(DIRECTIONS): Report the count of lines containing the word "Unity" in these records, with no other text.

Dataset rows describing interfaces
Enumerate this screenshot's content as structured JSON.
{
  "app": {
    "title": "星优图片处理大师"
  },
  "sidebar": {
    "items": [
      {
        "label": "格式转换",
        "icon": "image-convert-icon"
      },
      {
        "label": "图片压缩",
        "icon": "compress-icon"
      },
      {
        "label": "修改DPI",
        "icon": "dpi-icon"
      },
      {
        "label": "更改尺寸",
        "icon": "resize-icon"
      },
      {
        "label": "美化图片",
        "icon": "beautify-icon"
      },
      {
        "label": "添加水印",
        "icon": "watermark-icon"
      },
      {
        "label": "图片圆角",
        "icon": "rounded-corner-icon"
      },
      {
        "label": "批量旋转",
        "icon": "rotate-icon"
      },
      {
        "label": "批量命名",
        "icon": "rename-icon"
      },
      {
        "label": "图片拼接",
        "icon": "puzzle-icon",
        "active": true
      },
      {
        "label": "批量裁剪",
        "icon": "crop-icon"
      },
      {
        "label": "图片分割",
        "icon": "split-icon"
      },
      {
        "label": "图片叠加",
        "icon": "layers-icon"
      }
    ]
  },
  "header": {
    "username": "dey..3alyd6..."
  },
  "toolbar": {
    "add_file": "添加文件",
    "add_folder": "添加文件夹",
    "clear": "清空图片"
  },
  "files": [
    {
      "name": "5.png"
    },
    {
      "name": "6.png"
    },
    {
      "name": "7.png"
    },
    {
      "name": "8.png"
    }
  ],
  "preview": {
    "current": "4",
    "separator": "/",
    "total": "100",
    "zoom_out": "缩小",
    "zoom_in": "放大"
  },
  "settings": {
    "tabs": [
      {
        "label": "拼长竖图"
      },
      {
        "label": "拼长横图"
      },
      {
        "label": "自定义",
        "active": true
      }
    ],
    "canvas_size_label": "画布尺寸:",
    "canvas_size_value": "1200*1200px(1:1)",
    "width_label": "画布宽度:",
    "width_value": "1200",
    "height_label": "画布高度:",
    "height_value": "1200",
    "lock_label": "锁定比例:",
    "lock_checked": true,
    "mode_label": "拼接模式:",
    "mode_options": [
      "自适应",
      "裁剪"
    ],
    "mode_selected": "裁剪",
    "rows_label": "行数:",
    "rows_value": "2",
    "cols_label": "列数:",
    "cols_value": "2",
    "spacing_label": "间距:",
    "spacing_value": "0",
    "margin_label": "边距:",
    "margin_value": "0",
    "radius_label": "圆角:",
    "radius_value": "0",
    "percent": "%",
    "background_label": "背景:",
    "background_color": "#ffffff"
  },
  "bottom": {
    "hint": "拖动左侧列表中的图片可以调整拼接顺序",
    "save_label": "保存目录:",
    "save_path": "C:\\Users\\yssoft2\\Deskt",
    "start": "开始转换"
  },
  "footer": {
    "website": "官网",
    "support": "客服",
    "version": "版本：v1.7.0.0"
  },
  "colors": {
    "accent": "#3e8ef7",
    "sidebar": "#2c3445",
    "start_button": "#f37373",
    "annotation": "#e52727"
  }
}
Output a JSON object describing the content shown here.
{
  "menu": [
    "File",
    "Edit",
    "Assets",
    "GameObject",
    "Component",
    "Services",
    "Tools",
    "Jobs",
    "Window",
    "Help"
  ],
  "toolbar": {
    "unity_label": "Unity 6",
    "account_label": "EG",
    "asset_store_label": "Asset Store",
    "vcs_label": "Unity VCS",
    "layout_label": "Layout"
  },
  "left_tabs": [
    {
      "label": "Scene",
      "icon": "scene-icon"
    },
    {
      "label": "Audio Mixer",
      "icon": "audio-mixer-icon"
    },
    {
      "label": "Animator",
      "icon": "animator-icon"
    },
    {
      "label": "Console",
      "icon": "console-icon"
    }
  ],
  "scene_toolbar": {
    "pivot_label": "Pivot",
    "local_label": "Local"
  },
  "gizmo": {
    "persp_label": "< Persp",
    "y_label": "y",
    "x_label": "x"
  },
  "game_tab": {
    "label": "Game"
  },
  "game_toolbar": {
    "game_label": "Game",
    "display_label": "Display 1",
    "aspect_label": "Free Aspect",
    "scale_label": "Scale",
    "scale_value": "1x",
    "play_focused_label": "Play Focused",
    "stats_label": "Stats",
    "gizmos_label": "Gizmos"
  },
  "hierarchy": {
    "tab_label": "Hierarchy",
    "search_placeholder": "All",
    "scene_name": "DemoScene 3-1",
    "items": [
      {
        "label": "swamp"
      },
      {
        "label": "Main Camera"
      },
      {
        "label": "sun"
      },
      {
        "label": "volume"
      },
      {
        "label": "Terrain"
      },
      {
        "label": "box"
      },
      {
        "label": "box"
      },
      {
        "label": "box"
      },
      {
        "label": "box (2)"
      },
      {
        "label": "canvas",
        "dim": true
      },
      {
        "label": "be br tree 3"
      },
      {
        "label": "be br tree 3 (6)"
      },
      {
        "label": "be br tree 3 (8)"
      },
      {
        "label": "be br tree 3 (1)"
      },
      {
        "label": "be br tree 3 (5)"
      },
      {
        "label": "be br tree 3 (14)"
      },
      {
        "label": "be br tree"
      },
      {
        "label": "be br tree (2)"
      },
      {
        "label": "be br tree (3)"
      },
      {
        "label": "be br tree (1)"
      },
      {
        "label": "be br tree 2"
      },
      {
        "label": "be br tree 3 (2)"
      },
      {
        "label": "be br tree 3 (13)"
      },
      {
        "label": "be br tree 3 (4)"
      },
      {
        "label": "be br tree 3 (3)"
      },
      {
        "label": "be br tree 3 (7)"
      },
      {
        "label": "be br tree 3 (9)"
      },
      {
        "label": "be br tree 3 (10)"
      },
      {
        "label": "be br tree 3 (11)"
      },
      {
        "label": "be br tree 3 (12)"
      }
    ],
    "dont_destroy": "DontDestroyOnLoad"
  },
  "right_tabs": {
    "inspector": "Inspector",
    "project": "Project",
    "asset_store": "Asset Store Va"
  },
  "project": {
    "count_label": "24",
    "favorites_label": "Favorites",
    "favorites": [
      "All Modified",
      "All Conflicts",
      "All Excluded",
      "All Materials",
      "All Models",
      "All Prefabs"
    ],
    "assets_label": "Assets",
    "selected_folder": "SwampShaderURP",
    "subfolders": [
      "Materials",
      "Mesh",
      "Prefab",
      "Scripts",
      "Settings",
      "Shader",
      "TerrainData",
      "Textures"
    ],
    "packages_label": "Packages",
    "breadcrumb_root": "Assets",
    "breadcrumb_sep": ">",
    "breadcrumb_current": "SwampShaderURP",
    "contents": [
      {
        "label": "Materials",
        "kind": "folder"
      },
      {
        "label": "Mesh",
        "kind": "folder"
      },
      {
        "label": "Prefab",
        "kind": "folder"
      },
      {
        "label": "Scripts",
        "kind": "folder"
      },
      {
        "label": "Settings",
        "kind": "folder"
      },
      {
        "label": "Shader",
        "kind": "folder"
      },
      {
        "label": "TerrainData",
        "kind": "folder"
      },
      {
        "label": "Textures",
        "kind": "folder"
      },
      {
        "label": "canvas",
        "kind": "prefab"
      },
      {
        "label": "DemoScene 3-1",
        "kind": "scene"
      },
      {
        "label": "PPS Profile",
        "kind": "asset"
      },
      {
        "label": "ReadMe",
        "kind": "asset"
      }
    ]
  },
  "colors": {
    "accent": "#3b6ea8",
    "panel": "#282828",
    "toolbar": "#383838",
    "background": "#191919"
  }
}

(RESULT OF THE EXERCISE): 2